***** Extracted material
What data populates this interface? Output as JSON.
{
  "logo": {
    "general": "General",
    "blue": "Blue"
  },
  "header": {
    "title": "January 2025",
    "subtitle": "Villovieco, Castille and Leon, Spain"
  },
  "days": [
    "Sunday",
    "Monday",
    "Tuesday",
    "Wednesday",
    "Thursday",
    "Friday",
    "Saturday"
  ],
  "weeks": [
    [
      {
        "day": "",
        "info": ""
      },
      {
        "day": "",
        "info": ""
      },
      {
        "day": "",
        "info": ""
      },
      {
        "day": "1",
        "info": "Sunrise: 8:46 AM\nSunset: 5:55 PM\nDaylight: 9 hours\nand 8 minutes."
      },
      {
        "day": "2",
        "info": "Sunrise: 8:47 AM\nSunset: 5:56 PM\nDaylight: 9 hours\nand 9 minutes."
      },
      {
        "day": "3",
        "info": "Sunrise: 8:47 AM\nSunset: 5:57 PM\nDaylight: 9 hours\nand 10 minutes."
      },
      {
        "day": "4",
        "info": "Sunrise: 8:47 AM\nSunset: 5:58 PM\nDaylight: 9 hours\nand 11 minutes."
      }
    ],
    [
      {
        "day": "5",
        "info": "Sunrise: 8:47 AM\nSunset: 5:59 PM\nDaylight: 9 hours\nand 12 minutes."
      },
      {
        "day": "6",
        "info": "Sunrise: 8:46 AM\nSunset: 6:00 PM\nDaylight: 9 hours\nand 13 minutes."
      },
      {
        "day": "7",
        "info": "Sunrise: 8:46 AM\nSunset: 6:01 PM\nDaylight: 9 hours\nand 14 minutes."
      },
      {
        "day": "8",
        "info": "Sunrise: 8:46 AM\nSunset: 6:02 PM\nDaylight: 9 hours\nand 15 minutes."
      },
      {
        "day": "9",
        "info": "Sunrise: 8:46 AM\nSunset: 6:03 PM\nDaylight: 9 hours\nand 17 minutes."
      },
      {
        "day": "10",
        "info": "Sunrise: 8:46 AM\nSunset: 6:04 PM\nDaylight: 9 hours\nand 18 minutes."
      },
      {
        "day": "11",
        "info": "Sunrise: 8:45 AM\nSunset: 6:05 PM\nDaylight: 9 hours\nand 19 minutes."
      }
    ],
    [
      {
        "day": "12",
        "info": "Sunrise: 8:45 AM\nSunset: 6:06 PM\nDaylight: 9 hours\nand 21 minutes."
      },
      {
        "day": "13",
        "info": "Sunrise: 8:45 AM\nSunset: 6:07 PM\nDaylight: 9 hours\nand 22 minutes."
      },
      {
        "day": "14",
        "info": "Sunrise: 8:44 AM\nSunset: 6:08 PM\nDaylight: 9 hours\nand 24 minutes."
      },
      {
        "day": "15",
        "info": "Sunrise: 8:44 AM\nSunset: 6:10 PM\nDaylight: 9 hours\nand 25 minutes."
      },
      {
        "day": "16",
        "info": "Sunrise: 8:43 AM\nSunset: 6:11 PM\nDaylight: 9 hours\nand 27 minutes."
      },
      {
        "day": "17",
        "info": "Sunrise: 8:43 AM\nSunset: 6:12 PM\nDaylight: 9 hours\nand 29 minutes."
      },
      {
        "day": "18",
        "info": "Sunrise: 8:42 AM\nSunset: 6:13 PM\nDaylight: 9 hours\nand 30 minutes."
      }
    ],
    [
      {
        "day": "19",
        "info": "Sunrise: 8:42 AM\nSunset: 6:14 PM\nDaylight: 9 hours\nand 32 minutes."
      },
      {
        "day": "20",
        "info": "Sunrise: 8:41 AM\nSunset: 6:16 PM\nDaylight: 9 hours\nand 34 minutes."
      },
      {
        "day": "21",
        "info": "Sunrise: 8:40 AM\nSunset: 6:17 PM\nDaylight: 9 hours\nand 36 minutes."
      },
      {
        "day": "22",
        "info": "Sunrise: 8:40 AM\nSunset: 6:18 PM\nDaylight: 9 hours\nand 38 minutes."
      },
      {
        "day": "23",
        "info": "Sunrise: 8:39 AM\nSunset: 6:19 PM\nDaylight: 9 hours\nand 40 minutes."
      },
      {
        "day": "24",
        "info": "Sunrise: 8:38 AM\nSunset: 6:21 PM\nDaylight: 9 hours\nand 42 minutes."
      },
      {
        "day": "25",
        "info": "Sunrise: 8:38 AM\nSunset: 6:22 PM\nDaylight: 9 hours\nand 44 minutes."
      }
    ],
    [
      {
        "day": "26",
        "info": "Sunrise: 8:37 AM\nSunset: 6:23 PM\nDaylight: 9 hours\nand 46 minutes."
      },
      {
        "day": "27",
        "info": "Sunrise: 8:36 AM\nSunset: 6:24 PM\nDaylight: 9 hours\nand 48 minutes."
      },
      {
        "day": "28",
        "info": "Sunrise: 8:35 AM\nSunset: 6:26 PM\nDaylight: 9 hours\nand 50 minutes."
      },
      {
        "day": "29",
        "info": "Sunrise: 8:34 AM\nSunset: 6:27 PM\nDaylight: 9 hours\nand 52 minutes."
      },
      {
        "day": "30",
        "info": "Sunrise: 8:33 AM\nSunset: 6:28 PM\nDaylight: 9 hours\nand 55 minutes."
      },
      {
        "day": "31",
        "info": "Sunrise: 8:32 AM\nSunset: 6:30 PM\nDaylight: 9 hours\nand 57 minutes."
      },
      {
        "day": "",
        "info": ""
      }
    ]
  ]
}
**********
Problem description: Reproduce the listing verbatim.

Expected answer:
What data populates this interface? Output as JSON.
{
  "logo": {
    "general": "General",
    "blue": "Blue"
  },
  "header": {
    "title": "January 2025",
    "subtitle": "Villovieco, Castille and Leon, Spain"
  },
  "days": [
    "Sunday",
    "Monday",
    "Tuesday",
    "Wednesday",
    "Thursday",
    "Friday",
    "Saturday"
  ],
  "weeks": [
    [
      {
        "day": "",
        "info": ""
      },
      {
        "day": "",
        "info": ""
      },
      {
        "day": "",
        "info": ""
      },
      {
        "day": "1",
        "info": "Sunrise: 8:46 AM\nSunset: 5:55 PM\nDaylight: 9 hours\nand 8 minutes."
      },
      {
        "day": "2",
        "info": "Sunrise: 8:47 AM\nSunset: 5:56 PM\nDaylight: 9 hours\nand 9 minutes."
      },
      {
        "day": "3",
        "info": "Sunrise: 8:47 AM\nSunset: 5:57 PM\nDaylight: 9 hours\nand 10 minutes."
      },
      {
        "day": "4",
        "info": "Sunrise: 8:47 AM\nSunset: 5:58 PM\nDaylight: 9 hours\nand 11 minutes."
      }
    ],
    [
      {
        "day": "5",
        "info": "Sunrise: 8:47 AM\nSunset: 5:59 PM\nDaylight: 9 hours\nand 12 minutes."
      },
      {
        "day": "6",
        "info": "Sunrise: 8:46 AM\nSunset: 6:00 PM\nDaylight: 9 hours\nand 13 minutes."
      },
      {
        "day": "7",
        "info": "Sunrise: 8:46 AM\nSunset: 6:01 PM\nDaylight: 9 hours\nand 14 minutes."
      },
      {
        "day": "8",
        "info": "Sunrise: 8:46 AM\nSunset: 6:02 PM\nDaylight: 9 hours\nand 15 minutes."
      },
      {
        "day": "9",
        "info": "Sunrise: 8:46 AM\nSunset: 6:03 PM\nDaylight: 9 hours\nand 17 minutes."
      },
      {
        "day": "10",
        "info": "Sunrise: 8:46 AM\nSunset: 6:04 PM\nDaylight: 9 hours\nand 18 minutes."
      },
      {
        "day": "11",
        "info": "Sunrise: 8:45 AM\nSunset: 6:05 PM\nDaylight: 9 hours\nand 19 minutes."
      }
    ],
    [
      {
        "day": "12",
        "info": "Sunrise: 8:45 AM\nSunset: 6:06 PM\nDaylight: 9 hours\nand 21 minutes."
      },
      {
        "day": "13",
        "info": "Sunrise: 8:45 AM\nSunset: 6:07 PM\nDaylight: 9 hours\nand 22 minutes."
      },
      {
        "day": "14",
        "info": "Sunrise: 8:44 AM\nSunset: 6:08 PM\nDaylight: 9 hours\nand 24 minutes."
      },
      {
        "day": "15",
        "info": "Sunrise: 8:44 AM\nSunset: 6:10 PM\nDaylight: 9 hours\nand 25 minutes."
      },
      {
        "day": "16",
        "info": "Sunrise: 8:43 AM\nSunset: 6:11 PM\nDaylight: 9 hours\nand 27 minutes."
      },
      {
        "day": "17",
        "info": "Sunrise: 8:43 AM\nSunset: 6:12 PM\nDaylight: 9 hours\nand 29 minutes."
      },
      {
        "day": "18",
        "info": "Sunrise: 8:42 AM\nSunset: 6:13 PM\nDaylight: 9 hours\nand 30 minutes."
      }
    ],
    [
      {
        "day": "19",
        "info": "Sunrise: 8:42 AM\nSunset: 6:14 PM\nDaylight: 9 hours\nand 32 minutes."
      },
      {
        "day": "20",
        "info": "Sunrise: 8:41 AM\nSunset: 6:16 PM\nDaylight: 9 hours\nand 34 minutes."
      },
      {
        "day": "21",
        "info": "Sunrise: 8:40 AM\nSunset: 6:17 PM\nDaylight: 9 hours\nand 36 minutes."
      },
      {
        "day": "22",
        "info": "Sunrise: 8:40 AM\nSunset: 6:18 PM\nDaylight: 9 hours\nand 38 minutes."
      },
      {
        "day": "23",
        "info": "Sunrise: 8:39 AM\nSunset: 6:19 PM\nDaylight: 9 hours\nand 40 minutes."
      },
      {
        "day": "24",
        "info": "Sunrise: 8:38 AM\nSunset: 6:21 PM\nDaylight: 9 hours\nand 42 minutes."
      },
      {
        "day": "25",
        "info": "Sunrise: 8:38 AM\nSunset: 6:22 PM\nDaylight: 9 hours\nand 44 minutes."
      }
    ],
    [
      {
        "day": "26",
        "info": "Sunrise: 8:37 AM\nSunset: 6:23 PM\nDaylight: 9 hours\nand 46 minutes."
      },
      {
        "day": "27",
        "info": "Sunrise: 8:36 AM\nSunset: 6:24 PM\nDaylight: 9 hours\nand 48 minutes."
      },
      {
        "day": "28",
        "info": "Sunrise: 8:35 AM\nSunset: 6:26 PM\nDaylight: 9 hours\nand 50 minutes."
      },
      {
        "day": "29",
        "info": "Sunrise: 8:34 AM\nSunset: 6:27 PM\nDaylight: 9 hours\nand 52 minutes."
      },
      {
        "day": "30",
        "info": "Sunrise: 8:33 AM\nSunset: 6:28 PM\nDaylight: 9 hours\nand 55 minutes."
      },
      {
        "day": "31",
        "info": "Sunrise: 8:32 AM\nSunset: 6:30 PM\nDaylight: 9 hours\nand 57 minutes."
      },
      {
        "day": "",
        "info": ""
      }
    ]
  ]
}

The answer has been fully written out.